Exercise goal
Copy out every line holding the string "this" from the records below.

Listed records
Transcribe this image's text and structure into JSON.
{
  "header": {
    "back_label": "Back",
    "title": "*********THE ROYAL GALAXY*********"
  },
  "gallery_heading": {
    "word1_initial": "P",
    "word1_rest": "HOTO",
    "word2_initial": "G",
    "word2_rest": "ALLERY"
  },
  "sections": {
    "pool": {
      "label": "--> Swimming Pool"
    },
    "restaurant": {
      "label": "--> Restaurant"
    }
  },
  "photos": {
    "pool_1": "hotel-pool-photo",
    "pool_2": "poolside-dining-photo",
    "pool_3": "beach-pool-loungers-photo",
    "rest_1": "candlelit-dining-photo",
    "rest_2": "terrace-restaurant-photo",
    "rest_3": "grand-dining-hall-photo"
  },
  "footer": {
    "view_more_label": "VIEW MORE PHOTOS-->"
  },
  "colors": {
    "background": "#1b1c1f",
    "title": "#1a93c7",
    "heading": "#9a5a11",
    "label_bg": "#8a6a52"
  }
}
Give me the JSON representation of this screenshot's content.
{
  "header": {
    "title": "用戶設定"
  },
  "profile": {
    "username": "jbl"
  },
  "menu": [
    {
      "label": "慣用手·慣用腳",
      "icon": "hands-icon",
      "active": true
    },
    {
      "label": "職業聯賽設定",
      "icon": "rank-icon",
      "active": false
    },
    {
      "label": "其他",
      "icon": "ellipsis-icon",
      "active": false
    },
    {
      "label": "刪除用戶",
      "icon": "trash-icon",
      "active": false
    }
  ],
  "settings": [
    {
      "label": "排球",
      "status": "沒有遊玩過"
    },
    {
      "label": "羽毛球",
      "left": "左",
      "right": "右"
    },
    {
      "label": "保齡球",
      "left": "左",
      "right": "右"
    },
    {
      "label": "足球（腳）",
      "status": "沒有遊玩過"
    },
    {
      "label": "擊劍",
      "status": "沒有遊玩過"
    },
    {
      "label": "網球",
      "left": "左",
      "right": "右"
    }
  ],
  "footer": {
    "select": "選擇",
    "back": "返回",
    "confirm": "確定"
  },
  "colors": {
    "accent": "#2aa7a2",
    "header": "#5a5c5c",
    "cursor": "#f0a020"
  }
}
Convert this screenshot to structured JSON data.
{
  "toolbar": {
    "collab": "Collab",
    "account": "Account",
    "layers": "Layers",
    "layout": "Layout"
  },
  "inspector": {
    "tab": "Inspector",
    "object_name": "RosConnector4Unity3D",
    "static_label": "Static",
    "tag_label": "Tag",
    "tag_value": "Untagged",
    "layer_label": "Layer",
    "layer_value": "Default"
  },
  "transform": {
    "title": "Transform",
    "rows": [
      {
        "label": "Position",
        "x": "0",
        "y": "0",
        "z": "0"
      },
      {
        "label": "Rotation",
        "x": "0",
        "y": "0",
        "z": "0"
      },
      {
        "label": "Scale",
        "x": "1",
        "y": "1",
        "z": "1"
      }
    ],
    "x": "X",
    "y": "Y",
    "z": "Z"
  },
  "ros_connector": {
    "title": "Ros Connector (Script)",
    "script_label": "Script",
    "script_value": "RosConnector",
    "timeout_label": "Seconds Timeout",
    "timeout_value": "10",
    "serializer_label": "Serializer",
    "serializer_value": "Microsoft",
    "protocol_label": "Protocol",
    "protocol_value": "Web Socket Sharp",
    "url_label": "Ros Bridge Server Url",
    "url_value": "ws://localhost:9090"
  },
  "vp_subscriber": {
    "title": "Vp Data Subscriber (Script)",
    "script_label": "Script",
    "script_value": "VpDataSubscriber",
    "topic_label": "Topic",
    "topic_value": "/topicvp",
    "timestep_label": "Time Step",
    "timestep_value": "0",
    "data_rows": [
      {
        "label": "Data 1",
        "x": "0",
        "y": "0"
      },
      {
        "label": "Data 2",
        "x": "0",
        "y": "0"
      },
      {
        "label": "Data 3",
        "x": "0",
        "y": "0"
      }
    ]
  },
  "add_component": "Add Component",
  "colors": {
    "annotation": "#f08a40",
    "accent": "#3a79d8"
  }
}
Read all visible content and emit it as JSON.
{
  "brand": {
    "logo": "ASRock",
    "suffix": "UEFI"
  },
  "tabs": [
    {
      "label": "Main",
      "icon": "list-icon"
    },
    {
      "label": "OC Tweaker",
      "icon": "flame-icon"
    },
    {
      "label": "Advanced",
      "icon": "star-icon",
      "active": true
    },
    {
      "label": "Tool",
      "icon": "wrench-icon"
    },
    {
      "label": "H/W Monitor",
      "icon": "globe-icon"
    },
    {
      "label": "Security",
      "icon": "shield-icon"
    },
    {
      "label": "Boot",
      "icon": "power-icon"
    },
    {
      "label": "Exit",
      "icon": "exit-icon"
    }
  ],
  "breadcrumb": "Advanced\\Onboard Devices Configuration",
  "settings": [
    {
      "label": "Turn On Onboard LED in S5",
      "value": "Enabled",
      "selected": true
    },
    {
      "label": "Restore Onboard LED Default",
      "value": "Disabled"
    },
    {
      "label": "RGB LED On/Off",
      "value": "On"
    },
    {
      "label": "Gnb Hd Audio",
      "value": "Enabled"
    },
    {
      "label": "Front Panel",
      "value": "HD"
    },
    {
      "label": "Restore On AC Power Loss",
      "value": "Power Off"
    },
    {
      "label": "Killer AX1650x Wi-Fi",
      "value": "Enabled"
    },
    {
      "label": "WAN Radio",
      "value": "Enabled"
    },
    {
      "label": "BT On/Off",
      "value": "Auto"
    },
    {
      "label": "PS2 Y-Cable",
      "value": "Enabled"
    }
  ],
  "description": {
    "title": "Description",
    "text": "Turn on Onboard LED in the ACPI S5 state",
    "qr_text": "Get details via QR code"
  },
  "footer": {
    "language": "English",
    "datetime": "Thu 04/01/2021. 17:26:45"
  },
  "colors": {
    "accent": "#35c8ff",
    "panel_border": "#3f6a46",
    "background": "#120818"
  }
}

Solution to the problem
Transcribe this image's text and structure into JSON.
Give me the JSON representation of this screenshot's content.
Convert this screenshot to structured JSON data.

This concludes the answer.